## [Supplied entries]
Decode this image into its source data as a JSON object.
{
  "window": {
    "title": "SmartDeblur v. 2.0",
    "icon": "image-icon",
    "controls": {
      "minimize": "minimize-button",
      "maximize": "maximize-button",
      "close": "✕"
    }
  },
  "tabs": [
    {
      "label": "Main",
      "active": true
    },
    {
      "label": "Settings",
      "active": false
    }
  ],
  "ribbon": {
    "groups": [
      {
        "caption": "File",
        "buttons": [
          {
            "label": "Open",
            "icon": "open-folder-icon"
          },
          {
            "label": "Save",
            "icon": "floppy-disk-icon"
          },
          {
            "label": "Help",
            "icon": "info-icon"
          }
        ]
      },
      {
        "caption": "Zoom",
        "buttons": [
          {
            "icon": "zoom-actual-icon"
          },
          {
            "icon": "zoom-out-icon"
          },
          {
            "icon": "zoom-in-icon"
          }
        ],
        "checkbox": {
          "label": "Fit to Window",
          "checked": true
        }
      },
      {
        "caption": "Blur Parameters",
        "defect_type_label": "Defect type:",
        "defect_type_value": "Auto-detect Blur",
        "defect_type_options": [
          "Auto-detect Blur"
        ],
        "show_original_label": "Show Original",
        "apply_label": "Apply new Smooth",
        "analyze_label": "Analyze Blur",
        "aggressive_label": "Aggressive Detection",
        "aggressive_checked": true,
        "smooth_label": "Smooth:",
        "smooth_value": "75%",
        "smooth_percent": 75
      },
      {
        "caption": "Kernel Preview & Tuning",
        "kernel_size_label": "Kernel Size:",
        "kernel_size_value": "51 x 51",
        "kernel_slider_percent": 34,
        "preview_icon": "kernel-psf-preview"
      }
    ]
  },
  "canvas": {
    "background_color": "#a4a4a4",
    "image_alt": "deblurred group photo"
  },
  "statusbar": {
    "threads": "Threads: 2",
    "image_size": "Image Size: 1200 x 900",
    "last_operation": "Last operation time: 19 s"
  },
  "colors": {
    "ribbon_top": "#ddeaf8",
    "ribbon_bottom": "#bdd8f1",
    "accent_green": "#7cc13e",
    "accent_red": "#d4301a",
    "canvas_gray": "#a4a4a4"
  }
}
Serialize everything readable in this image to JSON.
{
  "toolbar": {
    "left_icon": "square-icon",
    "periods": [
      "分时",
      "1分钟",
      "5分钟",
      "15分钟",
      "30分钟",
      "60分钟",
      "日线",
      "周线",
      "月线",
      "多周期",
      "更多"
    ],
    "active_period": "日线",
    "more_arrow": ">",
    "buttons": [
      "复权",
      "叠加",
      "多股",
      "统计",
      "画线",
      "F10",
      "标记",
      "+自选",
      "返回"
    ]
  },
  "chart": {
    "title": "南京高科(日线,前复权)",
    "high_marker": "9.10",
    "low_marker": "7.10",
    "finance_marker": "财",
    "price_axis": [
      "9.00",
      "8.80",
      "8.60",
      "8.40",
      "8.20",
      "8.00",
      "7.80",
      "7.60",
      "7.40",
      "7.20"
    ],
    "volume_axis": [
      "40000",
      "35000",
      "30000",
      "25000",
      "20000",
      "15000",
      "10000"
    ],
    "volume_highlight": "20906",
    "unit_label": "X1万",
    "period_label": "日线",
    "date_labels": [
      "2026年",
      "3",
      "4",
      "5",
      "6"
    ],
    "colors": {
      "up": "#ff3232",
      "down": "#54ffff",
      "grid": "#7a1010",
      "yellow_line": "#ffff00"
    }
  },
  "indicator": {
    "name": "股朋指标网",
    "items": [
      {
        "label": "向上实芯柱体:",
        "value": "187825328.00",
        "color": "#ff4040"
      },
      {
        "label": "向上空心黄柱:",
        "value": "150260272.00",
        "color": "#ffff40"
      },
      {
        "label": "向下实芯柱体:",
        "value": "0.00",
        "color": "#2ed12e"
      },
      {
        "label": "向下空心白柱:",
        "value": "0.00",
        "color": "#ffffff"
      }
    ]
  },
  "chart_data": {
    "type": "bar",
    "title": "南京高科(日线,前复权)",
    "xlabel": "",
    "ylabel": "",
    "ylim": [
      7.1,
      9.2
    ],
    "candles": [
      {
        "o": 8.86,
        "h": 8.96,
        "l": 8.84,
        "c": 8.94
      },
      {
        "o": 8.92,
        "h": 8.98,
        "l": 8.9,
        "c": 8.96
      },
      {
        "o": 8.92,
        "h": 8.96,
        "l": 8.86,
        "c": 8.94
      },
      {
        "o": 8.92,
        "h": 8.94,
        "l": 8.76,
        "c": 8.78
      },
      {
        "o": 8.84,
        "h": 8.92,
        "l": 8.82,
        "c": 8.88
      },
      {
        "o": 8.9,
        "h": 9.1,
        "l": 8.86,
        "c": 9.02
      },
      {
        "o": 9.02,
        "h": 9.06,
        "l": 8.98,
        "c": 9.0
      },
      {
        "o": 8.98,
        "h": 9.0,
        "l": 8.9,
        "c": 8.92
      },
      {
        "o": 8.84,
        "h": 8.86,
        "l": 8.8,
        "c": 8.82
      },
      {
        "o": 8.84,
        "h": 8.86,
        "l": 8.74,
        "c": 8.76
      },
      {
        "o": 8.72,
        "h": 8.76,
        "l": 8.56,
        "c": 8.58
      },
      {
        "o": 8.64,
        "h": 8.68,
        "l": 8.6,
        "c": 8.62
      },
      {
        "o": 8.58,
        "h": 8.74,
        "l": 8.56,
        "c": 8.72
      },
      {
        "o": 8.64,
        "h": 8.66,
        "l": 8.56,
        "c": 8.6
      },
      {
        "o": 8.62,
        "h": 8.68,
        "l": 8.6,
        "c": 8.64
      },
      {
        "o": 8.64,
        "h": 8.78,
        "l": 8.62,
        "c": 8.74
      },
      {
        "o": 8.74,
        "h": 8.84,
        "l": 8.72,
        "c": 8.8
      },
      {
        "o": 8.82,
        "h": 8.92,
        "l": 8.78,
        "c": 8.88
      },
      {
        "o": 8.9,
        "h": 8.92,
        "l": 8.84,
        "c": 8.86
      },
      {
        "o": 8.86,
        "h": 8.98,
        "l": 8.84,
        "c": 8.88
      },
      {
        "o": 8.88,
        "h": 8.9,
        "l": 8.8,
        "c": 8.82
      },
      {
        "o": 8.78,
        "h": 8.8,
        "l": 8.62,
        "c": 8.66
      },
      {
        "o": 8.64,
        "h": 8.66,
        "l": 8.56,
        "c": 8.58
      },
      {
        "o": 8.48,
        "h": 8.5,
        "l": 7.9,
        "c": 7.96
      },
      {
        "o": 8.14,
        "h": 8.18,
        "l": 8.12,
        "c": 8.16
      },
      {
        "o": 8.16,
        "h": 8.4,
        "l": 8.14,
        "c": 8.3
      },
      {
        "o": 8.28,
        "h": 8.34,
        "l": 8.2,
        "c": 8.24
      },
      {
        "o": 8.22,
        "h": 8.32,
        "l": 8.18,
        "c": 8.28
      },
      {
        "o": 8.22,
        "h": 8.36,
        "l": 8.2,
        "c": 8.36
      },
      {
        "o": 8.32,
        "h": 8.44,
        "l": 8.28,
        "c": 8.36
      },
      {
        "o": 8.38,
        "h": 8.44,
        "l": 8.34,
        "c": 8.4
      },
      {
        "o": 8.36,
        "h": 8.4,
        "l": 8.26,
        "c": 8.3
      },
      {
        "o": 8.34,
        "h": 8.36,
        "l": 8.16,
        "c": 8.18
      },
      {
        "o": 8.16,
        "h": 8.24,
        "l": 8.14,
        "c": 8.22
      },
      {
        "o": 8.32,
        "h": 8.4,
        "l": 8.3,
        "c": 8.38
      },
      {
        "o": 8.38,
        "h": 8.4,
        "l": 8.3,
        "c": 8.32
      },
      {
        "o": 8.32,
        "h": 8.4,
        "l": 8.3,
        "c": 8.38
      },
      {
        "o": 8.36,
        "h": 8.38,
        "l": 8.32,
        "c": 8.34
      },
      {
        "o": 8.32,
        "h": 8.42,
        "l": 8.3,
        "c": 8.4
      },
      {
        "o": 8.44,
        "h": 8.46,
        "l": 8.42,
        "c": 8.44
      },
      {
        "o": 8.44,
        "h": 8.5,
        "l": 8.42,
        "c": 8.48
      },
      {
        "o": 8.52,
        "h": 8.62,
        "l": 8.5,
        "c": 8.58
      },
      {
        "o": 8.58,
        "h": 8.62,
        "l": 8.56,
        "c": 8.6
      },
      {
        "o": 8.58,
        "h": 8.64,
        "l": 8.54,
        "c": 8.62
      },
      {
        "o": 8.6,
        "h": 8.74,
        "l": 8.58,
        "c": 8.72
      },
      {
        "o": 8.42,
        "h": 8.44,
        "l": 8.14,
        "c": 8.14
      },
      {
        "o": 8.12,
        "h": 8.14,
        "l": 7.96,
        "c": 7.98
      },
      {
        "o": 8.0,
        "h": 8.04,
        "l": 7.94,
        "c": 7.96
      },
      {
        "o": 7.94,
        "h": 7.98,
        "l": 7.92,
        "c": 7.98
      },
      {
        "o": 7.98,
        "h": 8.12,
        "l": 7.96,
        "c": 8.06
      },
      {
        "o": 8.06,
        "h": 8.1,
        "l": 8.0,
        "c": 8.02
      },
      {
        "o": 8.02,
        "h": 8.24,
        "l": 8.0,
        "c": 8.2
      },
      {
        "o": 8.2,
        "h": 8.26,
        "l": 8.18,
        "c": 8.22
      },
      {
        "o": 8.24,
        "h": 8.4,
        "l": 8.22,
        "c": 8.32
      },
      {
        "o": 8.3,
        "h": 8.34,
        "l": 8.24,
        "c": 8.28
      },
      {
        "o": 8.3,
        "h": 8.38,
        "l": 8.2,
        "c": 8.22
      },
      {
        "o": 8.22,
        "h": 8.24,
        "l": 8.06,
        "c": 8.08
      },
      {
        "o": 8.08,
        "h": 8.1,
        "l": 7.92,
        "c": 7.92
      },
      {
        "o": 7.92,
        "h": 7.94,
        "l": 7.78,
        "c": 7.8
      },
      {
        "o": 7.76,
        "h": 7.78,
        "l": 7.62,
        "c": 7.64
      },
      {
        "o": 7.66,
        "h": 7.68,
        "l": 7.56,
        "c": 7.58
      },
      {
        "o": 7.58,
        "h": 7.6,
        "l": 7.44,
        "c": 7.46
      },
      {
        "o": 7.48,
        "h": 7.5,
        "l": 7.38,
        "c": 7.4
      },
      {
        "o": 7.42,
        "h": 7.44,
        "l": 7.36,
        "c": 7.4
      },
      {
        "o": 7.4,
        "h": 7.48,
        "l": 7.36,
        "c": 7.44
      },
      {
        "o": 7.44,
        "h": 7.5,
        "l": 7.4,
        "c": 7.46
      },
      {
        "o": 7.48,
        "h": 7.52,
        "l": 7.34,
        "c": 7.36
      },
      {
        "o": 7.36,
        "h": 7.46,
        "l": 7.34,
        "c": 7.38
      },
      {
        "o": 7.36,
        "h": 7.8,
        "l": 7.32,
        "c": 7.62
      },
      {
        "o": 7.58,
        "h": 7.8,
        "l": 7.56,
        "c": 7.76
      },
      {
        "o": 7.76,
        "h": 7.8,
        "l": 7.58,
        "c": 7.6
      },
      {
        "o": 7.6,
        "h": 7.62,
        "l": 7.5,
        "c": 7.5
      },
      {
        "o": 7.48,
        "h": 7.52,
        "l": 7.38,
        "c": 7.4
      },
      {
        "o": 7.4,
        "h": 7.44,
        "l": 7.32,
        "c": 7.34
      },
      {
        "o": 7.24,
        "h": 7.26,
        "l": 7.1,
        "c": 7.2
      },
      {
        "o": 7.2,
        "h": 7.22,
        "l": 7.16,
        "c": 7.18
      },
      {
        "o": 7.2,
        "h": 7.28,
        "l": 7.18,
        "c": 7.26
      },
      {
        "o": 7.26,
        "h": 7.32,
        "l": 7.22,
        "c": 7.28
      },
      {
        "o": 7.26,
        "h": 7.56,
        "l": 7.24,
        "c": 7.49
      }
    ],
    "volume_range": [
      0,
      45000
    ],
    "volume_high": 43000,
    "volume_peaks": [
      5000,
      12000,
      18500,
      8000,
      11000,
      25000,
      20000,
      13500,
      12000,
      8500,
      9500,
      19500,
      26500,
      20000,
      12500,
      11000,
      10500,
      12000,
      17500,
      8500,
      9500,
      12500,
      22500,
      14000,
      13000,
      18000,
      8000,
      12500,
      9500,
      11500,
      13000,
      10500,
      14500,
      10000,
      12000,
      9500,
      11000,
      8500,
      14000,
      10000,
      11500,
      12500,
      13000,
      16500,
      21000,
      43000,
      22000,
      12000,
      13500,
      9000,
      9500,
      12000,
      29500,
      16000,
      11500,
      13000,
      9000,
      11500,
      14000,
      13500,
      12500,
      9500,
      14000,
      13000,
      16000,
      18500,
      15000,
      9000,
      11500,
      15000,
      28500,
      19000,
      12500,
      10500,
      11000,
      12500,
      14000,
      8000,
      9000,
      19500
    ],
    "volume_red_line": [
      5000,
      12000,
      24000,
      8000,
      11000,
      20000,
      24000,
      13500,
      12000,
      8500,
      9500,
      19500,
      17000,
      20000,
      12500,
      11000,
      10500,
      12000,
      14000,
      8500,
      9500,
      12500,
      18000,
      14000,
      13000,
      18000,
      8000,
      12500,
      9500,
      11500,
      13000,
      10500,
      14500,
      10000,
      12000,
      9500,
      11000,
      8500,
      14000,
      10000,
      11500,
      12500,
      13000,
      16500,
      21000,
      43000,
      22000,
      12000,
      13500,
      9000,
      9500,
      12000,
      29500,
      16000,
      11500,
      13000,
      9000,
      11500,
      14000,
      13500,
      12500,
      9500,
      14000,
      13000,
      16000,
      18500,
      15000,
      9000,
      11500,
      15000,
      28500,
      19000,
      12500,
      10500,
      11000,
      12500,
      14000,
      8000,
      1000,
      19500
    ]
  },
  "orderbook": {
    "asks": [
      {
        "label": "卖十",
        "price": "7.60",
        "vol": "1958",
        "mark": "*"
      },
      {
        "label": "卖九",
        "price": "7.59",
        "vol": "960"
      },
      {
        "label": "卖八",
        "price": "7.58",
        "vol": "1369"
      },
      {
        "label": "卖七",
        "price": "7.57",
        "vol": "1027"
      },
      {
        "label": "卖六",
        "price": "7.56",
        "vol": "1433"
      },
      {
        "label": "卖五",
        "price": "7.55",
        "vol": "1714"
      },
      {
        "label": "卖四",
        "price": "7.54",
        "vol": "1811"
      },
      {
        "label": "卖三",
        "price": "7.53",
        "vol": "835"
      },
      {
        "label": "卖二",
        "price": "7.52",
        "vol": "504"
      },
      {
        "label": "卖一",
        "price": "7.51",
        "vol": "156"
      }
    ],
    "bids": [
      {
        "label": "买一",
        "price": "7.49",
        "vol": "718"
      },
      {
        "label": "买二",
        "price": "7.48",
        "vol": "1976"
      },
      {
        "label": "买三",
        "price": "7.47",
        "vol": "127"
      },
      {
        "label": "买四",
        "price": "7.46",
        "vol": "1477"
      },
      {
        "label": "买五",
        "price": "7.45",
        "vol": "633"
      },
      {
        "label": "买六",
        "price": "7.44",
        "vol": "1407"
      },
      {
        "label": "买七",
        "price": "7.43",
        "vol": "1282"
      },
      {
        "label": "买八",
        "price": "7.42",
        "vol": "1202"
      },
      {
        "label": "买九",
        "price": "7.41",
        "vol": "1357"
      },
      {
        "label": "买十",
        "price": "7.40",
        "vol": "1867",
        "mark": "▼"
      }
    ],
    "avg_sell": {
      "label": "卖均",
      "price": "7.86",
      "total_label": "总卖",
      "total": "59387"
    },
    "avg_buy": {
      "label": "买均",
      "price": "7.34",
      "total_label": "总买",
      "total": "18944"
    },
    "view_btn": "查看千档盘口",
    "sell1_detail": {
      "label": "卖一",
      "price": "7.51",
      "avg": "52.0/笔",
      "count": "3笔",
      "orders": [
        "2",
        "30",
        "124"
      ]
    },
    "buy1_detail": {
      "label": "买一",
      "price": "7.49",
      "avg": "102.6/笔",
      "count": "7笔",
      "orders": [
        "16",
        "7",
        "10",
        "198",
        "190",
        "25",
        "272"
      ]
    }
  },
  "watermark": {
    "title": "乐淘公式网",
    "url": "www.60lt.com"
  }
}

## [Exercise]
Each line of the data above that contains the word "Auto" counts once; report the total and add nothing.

## [Written answer]
2